Firm Touts Online Bids for Offline Mail WorkDirectMailQuotes.com plans to begin placing its lettershop bid solicitation service on other firms' Web sites, and President William Spero is tinkering with the company's business model in hopes of getting steady revenue flowing by midway through next year.
The plans are ambitious for a firm that earlier this year was nothing more than a loose idea sparked by Spero's need for a floor scale.
In January, the executive searched online for a scale that American Mailing Systems Inc., his grandfather's Burbank, CA, lettershop, could use to weigh mailings. He found a site that let him enter what specs he wanted from a floor scale and arranged bids from several manufacturers.
"They contacted me, got me prices back, and I thought, 'That was really easy,'" Spero said. "So it's kind of a stolen idea. What can I tell you."
DirectMailQuotes was born. The company built a site and carried out four direct mail campaigns between January and June trying to lure the roughly 3,600 U.S. lettershops to its membership roll. DirectMailQuotes, also in Burbank, offered shops free leads through July of 2000, and the firm now has about 1,160 members who bid on jobs through the service.
Direct mailers visiting the site enter the type of mail piece they want sent, its weight and postage specifications. For marketers who want bids on relatively simple jobs like postcards, for example, DirectMailQuotes is building a "quick quotes" section of the site. More complicated jobs will still be handled as they are now -- marketers enter detailed information such as whether nesting is involved, and the extent of mailings' personalization.

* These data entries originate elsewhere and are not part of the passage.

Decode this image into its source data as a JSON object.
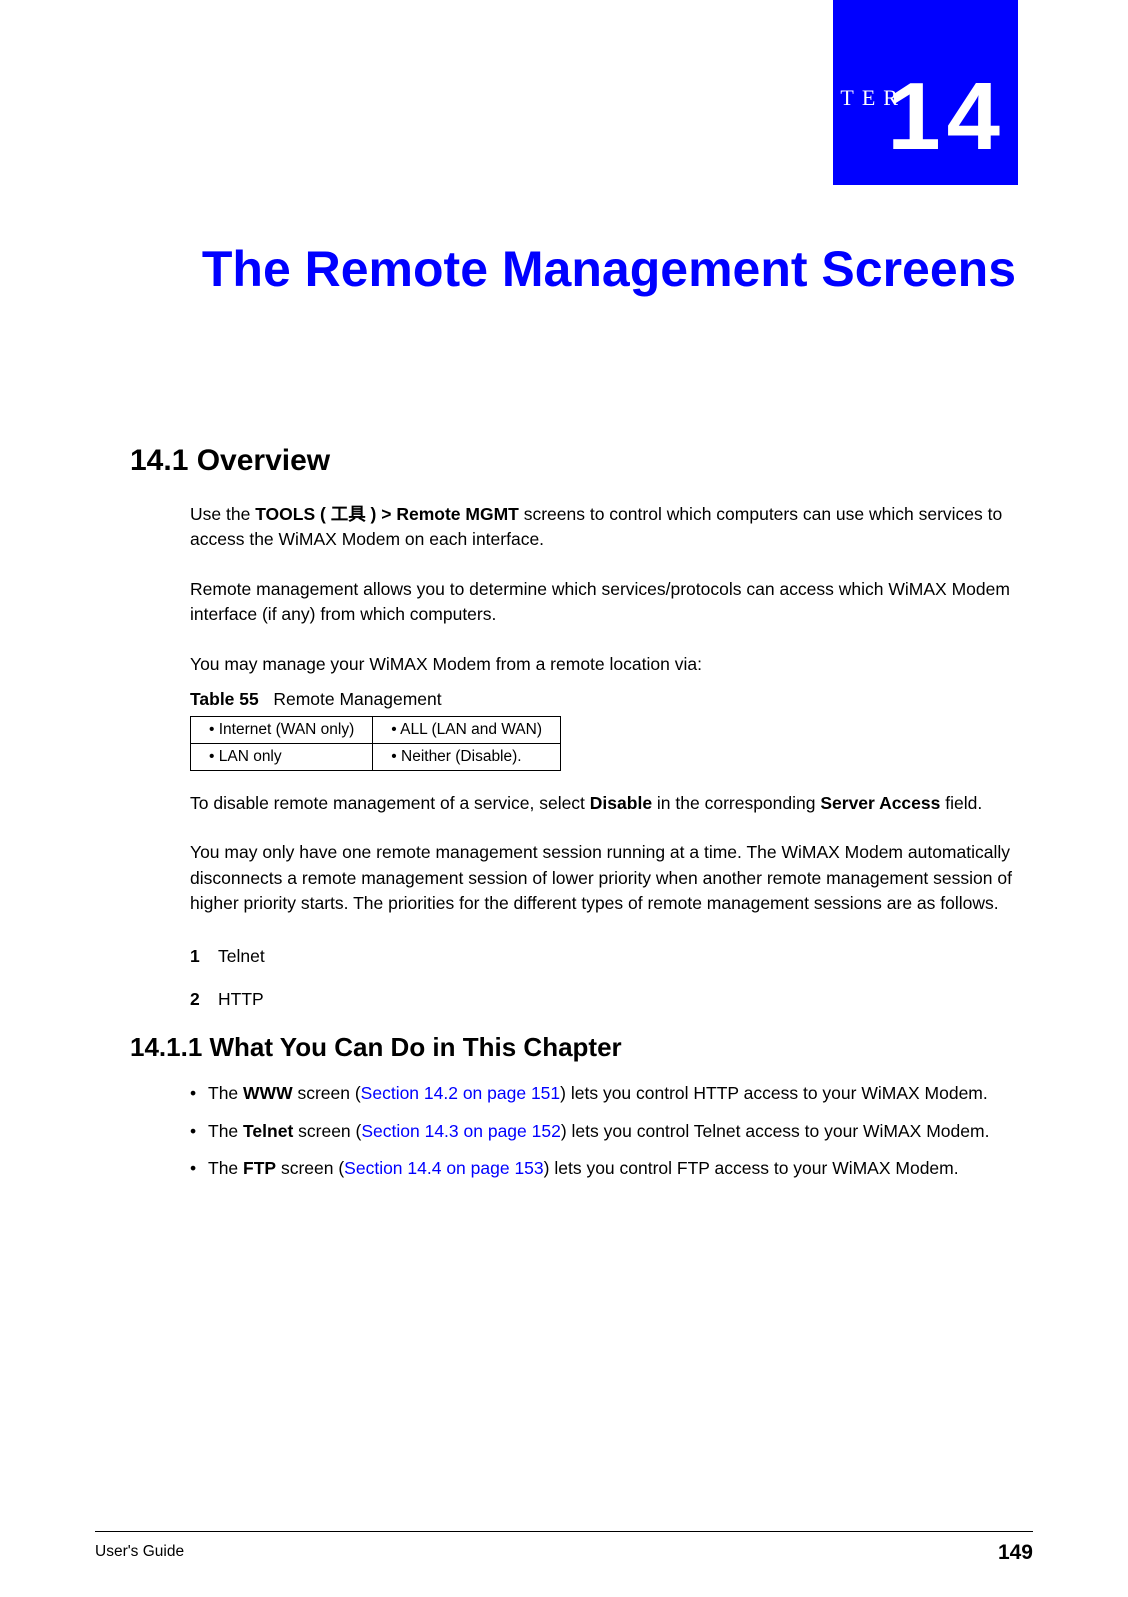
{
  "chapter": {
    "tab_prefix": "CHAPTER",
    "number": "14",
    "title": "The Remote Management Screens"
  },
  "section_14_1": {
    "heading": "14.1  Overview",
    "p1_pre": "Use the ",
    "p1_bold": "TOOLS ( 工具 ) > Remote MGMT",
    "p1_post": " screens to control which computers can use which services to access the WiMAX Modem on each interface.",
    "p2": "Remote management allows you to determine which services/protocols can access which WiMAX Modem interface (if any) from which computers.",
    "p3": "You may manage your WiMAX Modem from a remote location via:",
    "table": {
      "label": "Table 55",
      "caption": "Remote Management",
      "r1c1": "Internet (WAN only)",
      "r1c2": "ALL (LAN and WAN)",
      "r2c1": "LAN only",
      "r2c2": "Neither (Disable)."
    },
    "p4_pre": "To disable remote management of a service, select ",
    "p4_bold1": "Disable",
    "p4_mid": " in the corresponding ",
    "p4_bold2": "Server Access",
    "p4_post": " field.",
    "p5": "You may only have one remote management session running at a time. The WiMAX Modem automatically disconnects a remote management session of lower priority when another remote management session of higher priority starts. The priorities for the different types of remote management sessions are as follows.",
    "list": {
      "n1": "1",
      "i1": "Telnet",
      "n2": "2",
      "i2": "HTTP"
    }
  },
  "section_14_1_1": {
    "heading": "14.1.1  What You Can Do in This Chapter",
    "b1_pre": "The ",
    "b1_bold": "WWW",
    "b1_mid": " screen (",
    "b1_link": "Section 14.2 on page 151",
    "b1_post": ") lets you control HTTP access to your WiMAX Modem.",
    "b2_pre": "The ",
    "b2_bold": "Telnet",
    "b2_mid": " screen (",
    "b2_link": "Section 14.3 on page 152",
    "b2_post": ") lets you control Telnet access to your WiMAX Modem.",
    "b3_pre": "The ",
    "b3_bold": "FTP",
    "b3_mid": " screen (",
    "b3_link": "Section 14.4 on page 153",
    "b3_post": ") lets you control FTP access to your WiMAX Modem."
  },
  "footer": {
    "left": "User's Guide",
    "page": "149"
  }
}
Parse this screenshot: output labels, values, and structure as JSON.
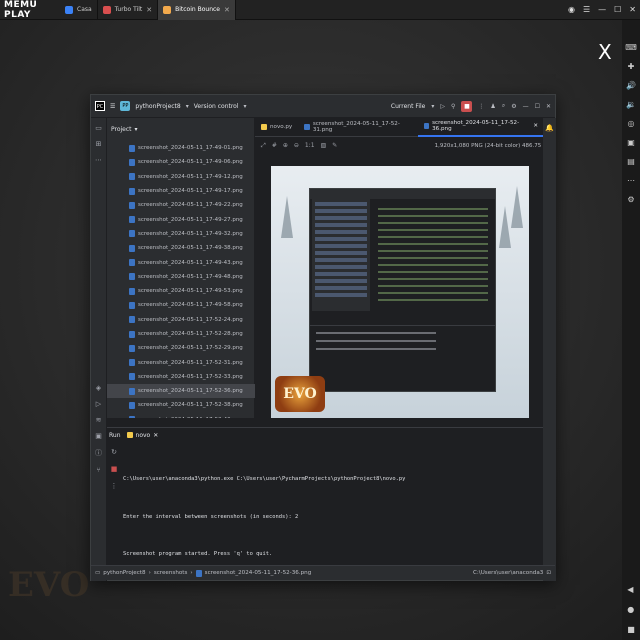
{
  "emulator": {
    "logo": "MEMU PLAY",
    "tabs": [
      {
        "label": "Casa"
      },
      {
        "label": "Turbo Tilt"
      },
      {
        "label": "Bitcoin Bounce"
      }
    ],
    "close_label": "X"
  },
  "ide": {
    "project_name": "pythonProject8",
    "project_badge": "PP",
    "vcs_label": "Version control",
    "run_config": "Current File",
    "project_panel_title": "Project",
    "files": [
      "screenshot_2024-05-11_17-49-01.png",
      "screenshot_2024-05-11_17-49-06.png",
      "screenshot_2024-05-11_17-49-12.png",
      "screenshot_2024-05-11_17-49-17.png",
      "screenshot_2024-05-11_17-49-22.png",
      "screenshot_2024-05-11_17-49-27.png",
      "screenshot_2024-05-11_17-49-32.png",
      "screenshot_2024-05-11_17-49-38.png",
      "screenshot_2024-05-11_17-49-43.png",
      "screenshot_2024-05-11_17-49-48.png",
      "screenshot_2024-05-11_17-49-53.png",
      "screenshot_2024-05-11_17-49-58.png",
      "screenshot_2024-05-11_17-52-24.png",
      "screenshot_2024-05-11_17-52-28.png",
      "screenshot_2024-05-11_17-52-29.png",
      "screenshot_2024-05-11_17-52-31.png",
      "screenshot_2024-05-11_17-52-33.png",
      "screenshot_2024-05-11_17-52-36.png",
      "screenshot_2024-05-11_17-52-38.png",
      "screenshot_2024-05-11_17-52-40.png"
    ],
    "selected_file_index": 17,
    "editor_tabs": [
      {
        "label": "novo.py"
      },
      {
        "label": "screenshot_2024-05-11_17-52-31.png"
      },
      {
        "label": "screenshot_2024-05-11_17-52-36.png"
      }
    ],
    "image_info": "1,920x1,080 PNG (24-bit color) 486.75 kB",
    "preview_logo": "EVO",
    "run_title": "Run",
    "run_tab": "novo",
    "console_lines": [
      "C:\\Users\\user\\anaconda3\\python.exe C:\\Users\\user\\PycharmProjects\\pythonProject8\\novo.py",
      "Enter the interval between screenshots (in seconds): 2",
      "Screenshot program started. Press 'q' to quit."
    ],
    "breadcrumb": [
      "pythonProject8",
      "screenshots",
      "screenshot_2024-05-11_17-52-36.png"
    ],
    "interpreter": "C:\\Users\\user\\anaconda3"
  },
  "colors": {
    "accent": "#3574f0",
    "run_red": "#c94f4f"
  }
}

DirectMailQuotes instantly dishes up the names of eight appropriate lettershops in marketers' geographical areas. Users specify whether they want the quotes via mail, fax, e-mail or phone, and they have the option of skipping bids from shops by unchecking a box next to their name. Then they hit "send." DirectMailQuotes sends lettershops an e-mail telling them they have a "request for quote." Shops handle all interaction with marketers from there.
When they sign onto the service, lettershops give DirectMailQuotes their specifics: what kinds of work they handle, the minimum job they will consider, and the maximum size mailing they can handle in-house. The shops also fill in information about any other services they provide, such as graphic design, data processing or data entry.
As of late August, the firm's URL -- www.directmailquotes.com -- was getting about 1,500 unique visitors weekly. Spero acknowledges it's unlikely such numbers are high enough to get lettershops to pay a subscription fee for the service. If he wants to charge shops the $500 to $5000 annual fee he plans he has to deliver more requests for quotes. That's part of his motivation for placing the service remotely on other businesses' Web sites.
The idea of running an e-commerce service off one company's servers and placing it on sites operated by other companies isn't entirely original. For example, UPS, Atlanta, places its package-tracking service on other sites, and GoTo.com, Pasadena, CA, puts its search engine on outside Web destinations. At least one lettershop -- San Jose, CA-based ELetter Inc. -- makes its direct mail services available through affiliated e-commerce sites such as Office Depot Online.
Spero plans to pitch a remote "find mail-house" portion of his service to list companies first, and he wants to target office supply sites, corporate intranet networks, and other pages attracting small businesses as well. He expects to get the program up and running by October or November.
"The technology's not that complicated," he said. "It's the marketing that's the hard part."
Also within the next three months, DirectMailQuotes plans to start holding online auctions. Spero hopes to take a commission on printing equipment the firm sells to lettershop members, and the company has begun talking informally with manufacturers Pitney Bowes Inc., Stamford, CT, and Scitex Corp., Herzliya, Israel.
DirectMailQuotes will debut online banners this month, but Spero would not elaborate on where he plans to place the ads. The company will launch print advertising in industry publications afterward, said Spero, who reiterated that the company's main priority is to get users to the site now that the lettershops are in place.
"At some point, and I think it's already happening, but I think at some point in the future, there's going to be more people using the Internet to find a lettershop than using the Yellow Pages," Spero said.